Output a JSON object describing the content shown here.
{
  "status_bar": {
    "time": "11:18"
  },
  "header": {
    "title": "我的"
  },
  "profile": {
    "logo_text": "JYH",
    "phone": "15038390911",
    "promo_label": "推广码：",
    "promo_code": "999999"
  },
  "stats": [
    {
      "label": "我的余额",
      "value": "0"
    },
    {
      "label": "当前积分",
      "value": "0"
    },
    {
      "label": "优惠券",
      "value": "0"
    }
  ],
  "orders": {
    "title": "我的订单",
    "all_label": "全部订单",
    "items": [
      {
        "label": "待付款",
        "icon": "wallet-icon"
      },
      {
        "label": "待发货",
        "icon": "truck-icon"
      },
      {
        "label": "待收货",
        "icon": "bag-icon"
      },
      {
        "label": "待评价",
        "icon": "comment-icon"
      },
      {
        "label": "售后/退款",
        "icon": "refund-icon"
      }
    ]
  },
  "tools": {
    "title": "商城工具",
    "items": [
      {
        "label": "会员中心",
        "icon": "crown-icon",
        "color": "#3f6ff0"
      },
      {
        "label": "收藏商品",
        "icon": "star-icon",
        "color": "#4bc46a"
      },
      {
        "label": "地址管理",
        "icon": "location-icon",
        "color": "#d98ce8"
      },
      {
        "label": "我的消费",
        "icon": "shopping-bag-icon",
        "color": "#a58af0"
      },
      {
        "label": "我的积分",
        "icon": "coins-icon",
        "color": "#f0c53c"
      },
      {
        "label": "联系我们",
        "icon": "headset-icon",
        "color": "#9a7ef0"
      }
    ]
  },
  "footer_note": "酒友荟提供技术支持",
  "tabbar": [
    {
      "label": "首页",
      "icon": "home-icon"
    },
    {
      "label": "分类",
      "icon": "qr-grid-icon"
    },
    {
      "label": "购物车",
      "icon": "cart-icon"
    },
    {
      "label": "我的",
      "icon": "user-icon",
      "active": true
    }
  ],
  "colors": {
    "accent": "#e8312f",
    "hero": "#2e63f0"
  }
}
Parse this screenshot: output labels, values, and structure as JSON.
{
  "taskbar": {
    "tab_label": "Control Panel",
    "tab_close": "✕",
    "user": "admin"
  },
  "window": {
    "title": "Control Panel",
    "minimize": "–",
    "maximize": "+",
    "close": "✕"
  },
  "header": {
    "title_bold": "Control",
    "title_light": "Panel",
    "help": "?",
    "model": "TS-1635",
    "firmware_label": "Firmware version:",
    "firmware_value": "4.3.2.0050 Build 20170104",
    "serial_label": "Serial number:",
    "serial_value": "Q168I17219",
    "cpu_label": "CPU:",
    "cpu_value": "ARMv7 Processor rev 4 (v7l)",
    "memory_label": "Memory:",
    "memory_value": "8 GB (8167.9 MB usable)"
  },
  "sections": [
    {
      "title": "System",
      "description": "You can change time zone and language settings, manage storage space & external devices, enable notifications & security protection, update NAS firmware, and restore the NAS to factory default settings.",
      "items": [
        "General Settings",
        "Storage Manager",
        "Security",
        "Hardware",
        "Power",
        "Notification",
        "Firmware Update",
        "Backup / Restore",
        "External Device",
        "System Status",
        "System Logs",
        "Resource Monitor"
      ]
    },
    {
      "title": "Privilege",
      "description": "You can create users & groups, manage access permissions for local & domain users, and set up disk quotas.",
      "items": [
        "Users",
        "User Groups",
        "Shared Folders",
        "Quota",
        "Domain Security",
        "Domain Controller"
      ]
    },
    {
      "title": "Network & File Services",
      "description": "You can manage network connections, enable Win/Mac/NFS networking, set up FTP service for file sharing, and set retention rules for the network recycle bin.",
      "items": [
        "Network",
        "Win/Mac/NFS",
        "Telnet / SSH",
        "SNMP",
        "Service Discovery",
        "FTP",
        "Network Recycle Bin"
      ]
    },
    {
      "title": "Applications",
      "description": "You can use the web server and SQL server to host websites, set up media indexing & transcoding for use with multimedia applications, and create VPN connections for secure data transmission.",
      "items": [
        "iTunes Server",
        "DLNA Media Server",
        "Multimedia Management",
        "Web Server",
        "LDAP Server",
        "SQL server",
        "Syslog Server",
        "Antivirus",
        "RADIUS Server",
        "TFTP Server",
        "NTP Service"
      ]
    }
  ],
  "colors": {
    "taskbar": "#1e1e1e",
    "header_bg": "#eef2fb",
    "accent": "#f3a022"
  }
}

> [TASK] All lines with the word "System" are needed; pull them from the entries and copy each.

> [RESPONSE BELOW]
      "title": "System",
        "System Status",
        "System Logs",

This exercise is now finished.